• **Exercise objective**: Below are records. Find each line in them that holds the word "icon" and copy it.

• **Material supplied**:
————
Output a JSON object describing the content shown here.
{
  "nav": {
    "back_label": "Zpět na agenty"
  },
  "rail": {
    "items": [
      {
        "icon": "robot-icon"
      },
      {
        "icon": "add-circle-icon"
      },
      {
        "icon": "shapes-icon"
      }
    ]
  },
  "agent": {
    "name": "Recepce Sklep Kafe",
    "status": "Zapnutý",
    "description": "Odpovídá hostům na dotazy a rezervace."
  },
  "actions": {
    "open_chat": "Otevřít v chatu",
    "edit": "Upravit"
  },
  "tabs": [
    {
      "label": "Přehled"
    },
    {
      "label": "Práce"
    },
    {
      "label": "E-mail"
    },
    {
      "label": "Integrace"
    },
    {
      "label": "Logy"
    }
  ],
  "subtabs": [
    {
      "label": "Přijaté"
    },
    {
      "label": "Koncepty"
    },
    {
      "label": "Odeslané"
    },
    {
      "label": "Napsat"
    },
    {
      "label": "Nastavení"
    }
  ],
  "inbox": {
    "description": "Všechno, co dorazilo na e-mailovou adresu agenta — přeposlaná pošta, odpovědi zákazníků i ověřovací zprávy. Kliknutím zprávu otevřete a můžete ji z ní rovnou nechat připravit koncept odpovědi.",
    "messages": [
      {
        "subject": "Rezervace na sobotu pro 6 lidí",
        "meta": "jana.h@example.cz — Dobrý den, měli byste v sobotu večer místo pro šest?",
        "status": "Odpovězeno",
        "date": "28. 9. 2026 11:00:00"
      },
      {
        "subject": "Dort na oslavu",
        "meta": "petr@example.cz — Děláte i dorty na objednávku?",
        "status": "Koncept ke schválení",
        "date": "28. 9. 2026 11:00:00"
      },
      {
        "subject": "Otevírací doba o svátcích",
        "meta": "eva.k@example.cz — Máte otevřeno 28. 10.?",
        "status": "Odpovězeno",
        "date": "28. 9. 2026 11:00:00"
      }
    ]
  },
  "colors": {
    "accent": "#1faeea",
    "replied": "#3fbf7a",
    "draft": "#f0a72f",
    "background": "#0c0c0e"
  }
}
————
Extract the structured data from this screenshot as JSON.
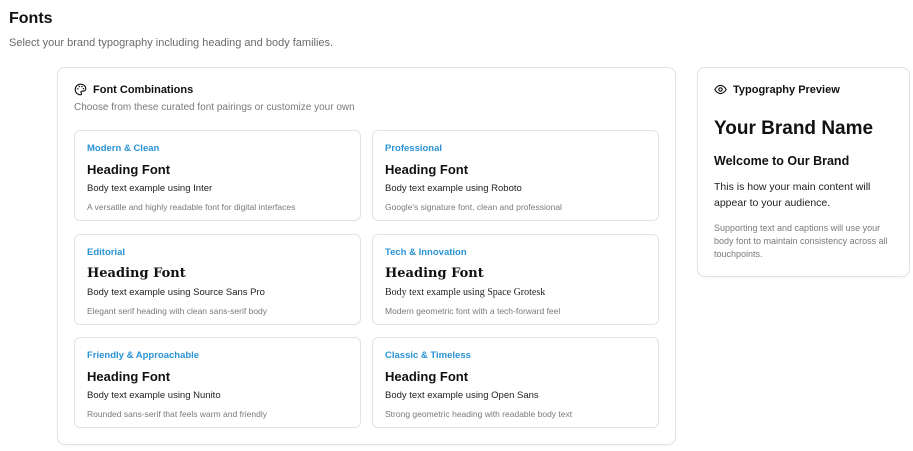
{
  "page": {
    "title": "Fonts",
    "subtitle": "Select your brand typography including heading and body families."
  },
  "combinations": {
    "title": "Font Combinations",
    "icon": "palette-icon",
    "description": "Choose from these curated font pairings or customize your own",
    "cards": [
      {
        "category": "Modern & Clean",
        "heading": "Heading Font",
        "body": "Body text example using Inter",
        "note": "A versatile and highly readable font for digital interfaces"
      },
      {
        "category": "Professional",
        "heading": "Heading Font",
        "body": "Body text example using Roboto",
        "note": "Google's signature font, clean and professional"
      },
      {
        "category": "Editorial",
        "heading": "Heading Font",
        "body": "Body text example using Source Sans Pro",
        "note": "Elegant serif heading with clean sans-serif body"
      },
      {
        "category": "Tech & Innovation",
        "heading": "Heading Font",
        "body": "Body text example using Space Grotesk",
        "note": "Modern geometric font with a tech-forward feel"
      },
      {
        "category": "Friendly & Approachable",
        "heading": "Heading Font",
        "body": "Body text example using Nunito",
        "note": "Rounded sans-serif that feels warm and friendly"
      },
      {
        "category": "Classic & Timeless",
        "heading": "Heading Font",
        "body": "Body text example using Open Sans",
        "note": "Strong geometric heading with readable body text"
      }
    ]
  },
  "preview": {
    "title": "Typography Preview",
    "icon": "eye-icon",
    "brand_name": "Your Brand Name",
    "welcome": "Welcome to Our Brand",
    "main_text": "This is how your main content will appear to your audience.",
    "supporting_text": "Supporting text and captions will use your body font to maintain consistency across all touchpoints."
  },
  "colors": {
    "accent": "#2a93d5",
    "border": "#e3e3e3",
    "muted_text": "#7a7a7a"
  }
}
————
• **Written response**:
        "icon": "robot-icon"
        "icon": "add-circle-icon"
        "icon": "shapes-icon"
    "icon": "palette-icon",
    "icon": "eye-icon",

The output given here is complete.